◆ Prompt ◆
Every line in the data below that has the word "FrankoCurrency" should be returned.

[Data items]
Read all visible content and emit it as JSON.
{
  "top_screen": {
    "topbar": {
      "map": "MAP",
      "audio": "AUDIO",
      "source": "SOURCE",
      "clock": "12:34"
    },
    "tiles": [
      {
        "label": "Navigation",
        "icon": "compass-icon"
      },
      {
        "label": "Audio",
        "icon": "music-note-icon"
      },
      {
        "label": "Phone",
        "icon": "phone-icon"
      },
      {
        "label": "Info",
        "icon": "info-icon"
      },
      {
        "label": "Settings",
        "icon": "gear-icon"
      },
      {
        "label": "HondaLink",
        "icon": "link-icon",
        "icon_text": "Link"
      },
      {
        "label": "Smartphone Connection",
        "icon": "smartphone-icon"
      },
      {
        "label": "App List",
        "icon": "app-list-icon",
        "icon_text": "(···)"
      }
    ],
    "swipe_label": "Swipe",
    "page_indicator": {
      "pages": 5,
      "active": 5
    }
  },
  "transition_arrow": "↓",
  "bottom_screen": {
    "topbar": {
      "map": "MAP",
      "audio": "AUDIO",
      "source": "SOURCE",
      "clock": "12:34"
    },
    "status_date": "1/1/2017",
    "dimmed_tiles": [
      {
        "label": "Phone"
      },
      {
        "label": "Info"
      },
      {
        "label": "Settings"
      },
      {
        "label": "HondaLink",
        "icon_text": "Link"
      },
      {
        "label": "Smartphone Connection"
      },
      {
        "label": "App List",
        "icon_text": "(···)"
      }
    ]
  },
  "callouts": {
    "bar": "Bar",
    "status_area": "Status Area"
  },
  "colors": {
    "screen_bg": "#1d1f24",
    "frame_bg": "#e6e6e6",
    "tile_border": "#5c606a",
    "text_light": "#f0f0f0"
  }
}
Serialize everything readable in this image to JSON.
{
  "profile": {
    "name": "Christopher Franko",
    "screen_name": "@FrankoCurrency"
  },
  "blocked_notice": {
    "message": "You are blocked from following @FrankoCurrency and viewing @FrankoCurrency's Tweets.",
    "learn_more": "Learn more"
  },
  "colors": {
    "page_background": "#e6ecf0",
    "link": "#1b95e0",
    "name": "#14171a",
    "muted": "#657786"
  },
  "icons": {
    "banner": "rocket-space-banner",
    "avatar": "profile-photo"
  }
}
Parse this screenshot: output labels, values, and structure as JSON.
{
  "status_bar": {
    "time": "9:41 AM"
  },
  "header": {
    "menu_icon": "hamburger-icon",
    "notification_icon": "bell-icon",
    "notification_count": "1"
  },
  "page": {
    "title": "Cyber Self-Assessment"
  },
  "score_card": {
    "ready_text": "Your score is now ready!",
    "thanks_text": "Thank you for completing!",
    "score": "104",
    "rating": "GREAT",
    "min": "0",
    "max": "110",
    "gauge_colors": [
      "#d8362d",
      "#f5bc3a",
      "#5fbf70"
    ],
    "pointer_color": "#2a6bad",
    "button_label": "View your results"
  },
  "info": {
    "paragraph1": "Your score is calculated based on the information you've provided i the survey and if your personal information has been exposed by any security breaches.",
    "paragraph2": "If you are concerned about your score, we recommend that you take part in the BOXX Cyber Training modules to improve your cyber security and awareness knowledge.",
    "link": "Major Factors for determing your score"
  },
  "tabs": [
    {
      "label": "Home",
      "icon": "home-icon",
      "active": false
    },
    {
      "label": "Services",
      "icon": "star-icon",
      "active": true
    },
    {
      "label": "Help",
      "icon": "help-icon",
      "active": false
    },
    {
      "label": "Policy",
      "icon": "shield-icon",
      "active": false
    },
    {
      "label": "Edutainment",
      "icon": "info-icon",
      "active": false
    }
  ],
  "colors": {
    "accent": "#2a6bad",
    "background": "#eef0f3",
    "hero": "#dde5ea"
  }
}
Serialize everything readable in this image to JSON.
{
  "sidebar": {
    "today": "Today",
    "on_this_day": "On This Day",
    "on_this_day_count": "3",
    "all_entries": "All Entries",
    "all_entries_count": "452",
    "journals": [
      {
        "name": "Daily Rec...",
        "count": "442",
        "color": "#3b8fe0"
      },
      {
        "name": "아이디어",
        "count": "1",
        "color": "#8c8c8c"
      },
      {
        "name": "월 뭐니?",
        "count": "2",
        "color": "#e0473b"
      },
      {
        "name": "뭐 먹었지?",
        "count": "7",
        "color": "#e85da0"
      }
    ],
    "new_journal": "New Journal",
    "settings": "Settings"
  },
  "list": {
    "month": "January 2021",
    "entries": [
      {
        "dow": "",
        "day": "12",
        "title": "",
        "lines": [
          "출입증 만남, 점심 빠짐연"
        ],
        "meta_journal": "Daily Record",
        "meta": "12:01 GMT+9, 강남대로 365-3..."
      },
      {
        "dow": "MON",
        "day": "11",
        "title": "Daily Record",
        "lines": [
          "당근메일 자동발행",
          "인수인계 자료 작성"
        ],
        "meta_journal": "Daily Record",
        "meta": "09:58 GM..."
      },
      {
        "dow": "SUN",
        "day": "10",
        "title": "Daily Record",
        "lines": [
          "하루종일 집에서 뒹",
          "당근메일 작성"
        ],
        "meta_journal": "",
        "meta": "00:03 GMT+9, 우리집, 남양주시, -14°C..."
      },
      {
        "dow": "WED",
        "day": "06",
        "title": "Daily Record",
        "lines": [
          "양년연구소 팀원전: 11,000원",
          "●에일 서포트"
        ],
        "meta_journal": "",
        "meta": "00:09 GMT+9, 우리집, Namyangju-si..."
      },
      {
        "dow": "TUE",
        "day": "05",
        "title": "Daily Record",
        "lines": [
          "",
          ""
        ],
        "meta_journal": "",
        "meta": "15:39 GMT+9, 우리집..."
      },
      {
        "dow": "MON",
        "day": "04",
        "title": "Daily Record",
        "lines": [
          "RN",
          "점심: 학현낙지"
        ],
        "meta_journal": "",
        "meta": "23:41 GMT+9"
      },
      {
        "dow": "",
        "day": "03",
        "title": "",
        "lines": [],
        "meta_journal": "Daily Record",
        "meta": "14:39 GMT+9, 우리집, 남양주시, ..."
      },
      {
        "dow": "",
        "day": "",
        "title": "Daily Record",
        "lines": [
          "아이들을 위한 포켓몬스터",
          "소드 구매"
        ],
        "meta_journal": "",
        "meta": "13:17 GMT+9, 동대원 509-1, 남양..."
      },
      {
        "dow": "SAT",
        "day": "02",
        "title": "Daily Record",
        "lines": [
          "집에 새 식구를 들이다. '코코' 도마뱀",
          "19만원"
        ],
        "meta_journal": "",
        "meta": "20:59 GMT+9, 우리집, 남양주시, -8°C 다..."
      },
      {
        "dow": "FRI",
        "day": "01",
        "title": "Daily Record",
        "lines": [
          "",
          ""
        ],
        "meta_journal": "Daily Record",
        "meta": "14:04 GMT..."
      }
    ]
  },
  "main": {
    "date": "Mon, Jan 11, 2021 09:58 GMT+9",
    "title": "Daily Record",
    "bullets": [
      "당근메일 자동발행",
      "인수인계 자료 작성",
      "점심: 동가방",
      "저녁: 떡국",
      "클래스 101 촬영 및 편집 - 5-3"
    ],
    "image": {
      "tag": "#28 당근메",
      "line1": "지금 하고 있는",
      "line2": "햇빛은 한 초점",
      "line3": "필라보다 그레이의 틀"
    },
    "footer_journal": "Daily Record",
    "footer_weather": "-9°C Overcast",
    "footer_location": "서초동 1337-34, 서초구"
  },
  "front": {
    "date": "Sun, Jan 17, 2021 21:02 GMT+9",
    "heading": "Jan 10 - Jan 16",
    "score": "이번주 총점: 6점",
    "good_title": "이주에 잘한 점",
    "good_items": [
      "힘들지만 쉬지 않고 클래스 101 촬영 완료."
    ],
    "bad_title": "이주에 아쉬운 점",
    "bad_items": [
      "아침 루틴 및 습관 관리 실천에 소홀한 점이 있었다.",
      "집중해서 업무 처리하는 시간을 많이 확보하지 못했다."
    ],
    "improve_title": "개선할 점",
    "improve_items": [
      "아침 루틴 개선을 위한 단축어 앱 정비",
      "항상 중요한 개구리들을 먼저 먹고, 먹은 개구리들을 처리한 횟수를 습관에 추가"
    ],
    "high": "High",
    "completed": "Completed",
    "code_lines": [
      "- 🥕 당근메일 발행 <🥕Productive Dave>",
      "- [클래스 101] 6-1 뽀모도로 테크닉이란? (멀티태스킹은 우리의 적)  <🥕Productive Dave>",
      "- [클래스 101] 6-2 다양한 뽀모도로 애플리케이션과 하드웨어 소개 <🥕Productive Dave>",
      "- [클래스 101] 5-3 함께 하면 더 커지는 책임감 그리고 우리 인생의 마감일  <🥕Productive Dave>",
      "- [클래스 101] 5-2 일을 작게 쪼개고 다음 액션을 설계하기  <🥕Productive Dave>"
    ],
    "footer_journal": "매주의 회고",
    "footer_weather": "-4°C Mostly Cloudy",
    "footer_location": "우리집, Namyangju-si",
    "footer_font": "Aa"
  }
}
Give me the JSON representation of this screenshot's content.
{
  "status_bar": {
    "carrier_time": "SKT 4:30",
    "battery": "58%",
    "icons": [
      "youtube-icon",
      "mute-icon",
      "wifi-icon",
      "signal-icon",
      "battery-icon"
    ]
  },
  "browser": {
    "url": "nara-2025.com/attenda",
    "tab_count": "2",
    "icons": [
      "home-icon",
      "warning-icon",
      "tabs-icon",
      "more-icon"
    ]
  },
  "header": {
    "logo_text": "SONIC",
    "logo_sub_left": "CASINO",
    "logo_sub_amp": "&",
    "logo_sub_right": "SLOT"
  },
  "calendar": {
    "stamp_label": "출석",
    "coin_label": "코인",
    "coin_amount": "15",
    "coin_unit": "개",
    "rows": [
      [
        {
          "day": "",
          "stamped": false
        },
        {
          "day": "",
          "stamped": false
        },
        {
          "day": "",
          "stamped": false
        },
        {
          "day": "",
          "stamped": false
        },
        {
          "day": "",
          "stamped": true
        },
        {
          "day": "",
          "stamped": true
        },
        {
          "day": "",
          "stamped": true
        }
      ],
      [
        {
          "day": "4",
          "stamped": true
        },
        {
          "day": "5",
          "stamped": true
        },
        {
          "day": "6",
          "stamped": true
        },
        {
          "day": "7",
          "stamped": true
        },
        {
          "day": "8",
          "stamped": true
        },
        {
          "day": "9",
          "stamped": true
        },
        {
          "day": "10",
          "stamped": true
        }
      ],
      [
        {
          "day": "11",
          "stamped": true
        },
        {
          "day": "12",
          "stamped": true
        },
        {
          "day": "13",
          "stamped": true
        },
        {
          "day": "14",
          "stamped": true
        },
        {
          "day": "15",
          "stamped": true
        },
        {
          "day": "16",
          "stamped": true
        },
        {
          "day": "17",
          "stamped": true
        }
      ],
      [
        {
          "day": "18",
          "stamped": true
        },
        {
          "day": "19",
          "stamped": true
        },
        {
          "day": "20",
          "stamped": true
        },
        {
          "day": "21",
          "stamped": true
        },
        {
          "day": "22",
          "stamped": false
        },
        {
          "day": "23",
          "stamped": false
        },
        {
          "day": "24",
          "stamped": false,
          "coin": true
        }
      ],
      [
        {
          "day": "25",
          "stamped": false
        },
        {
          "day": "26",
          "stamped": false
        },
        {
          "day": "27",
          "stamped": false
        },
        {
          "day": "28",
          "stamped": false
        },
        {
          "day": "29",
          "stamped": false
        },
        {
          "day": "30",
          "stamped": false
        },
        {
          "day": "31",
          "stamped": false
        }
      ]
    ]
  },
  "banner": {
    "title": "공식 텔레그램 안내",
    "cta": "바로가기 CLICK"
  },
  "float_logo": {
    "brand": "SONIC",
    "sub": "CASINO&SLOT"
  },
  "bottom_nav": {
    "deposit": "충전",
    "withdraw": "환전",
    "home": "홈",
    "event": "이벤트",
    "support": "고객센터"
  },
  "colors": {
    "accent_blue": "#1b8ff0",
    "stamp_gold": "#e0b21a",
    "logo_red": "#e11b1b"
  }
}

◆ Result below ◆
    "screen_name": "@FrankoCurrency"
    "message": "You are blocked from following @FrankoCurrency and viewing @FrankoCurrency's Tweets.",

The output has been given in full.